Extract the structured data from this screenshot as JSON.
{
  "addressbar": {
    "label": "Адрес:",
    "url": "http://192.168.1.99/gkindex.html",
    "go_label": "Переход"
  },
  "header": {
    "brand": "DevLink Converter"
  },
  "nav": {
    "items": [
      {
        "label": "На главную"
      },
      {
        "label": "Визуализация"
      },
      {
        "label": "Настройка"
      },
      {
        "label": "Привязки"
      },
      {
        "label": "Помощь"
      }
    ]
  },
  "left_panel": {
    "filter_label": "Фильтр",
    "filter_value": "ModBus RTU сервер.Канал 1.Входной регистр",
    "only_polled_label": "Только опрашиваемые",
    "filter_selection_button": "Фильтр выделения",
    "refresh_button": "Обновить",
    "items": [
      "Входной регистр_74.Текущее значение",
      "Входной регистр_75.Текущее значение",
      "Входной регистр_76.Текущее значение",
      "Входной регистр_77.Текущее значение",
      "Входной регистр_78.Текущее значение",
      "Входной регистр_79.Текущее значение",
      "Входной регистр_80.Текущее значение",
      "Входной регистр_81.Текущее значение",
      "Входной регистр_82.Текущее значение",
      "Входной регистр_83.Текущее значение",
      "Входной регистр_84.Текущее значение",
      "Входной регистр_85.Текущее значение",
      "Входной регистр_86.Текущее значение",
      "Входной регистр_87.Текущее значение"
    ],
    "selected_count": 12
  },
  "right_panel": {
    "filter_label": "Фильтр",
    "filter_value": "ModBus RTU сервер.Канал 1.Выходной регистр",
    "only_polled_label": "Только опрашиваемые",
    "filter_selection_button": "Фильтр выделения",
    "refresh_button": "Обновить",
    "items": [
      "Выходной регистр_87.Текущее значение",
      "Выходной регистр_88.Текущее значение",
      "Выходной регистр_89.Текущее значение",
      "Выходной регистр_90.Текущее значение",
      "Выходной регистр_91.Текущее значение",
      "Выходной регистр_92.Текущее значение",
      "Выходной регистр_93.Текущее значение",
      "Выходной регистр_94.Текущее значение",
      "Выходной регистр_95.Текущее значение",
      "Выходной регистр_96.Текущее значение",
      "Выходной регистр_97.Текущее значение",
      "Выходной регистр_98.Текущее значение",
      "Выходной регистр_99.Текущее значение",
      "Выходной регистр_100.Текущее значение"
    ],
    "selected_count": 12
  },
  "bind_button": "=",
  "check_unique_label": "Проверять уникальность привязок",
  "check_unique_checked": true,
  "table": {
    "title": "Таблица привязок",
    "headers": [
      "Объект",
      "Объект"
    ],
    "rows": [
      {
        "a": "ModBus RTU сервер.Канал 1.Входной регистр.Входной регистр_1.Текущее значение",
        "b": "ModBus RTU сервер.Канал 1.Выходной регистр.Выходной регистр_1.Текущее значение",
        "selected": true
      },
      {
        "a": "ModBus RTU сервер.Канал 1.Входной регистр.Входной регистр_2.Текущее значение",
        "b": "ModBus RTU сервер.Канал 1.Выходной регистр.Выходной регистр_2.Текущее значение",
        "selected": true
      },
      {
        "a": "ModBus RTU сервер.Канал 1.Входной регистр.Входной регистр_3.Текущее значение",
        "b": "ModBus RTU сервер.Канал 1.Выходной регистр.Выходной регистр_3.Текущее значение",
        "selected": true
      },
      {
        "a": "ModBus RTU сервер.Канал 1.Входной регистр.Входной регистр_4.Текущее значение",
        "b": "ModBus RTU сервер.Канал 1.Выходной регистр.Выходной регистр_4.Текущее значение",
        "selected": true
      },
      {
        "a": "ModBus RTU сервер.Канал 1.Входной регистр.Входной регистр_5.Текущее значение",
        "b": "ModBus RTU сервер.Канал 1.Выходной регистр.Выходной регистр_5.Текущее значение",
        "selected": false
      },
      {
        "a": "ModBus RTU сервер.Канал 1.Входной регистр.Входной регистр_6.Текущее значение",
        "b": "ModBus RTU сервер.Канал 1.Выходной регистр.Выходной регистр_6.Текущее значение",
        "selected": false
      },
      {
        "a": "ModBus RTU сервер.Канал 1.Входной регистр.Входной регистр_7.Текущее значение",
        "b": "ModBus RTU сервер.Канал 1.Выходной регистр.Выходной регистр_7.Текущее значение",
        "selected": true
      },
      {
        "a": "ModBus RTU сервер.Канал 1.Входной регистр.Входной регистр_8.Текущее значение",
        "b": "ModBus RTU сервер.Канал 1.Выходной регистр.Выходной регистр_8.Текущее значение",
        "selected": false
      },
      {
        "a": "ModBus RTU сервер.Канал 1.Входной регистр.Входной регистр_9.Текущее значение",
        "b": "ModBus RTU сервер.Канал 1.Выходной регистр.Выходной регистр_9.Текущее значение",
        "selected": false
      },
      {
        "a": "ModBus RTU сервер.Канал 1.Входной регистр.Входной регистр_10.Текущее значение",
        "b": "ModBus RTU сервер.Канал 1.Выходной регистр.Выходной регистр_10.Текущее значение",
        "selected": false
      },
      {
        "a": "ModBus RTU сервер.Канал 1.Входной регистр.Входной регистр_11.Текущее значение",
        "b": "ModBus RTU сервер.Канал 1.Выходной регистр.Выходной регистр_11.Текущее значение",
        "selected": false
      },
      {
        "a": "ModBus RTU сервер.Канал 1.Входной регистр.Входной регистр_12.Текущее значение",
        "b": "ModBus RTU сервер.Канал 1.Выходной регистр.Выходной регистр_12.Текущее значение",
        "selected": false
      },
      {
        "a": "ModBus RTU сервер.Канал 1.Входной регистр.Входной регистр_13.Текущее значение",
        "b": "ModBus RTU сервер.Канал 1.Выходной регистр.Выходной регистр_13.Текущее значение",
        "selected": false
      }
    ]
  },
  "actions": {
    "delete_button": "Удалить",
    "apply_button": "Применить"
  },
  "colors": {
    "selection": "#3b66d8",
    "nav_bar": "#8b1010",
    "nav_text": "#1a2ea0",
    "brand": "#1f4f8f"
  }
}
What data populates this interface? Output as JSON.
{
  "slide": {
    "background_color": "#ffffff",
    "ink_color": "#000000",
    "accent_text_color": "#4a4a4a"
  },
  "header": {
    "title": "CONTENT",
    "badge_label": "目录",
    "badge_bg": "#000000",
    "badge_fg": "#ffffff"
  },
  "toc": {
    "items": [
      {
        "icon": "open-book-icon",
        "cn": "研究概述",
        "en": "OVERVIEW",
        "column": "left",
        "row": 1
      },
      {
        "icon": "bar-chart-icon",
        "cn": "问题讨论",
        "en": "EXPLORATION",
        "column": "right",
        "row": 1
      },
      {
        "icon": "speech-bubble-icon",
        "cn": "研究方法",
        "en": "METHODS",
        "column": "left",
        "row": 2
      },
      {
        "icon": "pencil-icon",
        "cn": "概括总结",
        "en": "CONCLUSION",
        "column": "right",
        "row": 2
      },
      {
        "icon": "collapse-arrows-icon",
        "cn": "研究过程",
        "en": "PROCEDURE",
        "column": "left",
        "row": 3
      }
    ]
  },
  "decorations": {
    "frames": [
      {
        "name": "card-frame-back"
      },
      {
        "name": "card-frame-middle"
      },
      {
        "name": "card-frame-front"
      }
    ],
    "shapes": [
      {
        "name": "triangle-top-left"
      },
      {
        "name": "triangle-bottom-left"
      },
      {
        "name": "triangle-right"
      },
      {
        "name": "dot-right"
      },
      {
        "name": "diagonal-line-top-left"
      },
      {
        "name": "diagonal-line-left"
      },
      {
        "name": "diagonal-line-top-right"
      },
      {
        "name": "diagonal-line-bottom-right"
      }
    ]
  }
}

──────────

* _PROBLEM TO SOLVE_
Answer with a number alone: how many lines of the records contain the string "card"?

* _THE COMPLETED TASK_
3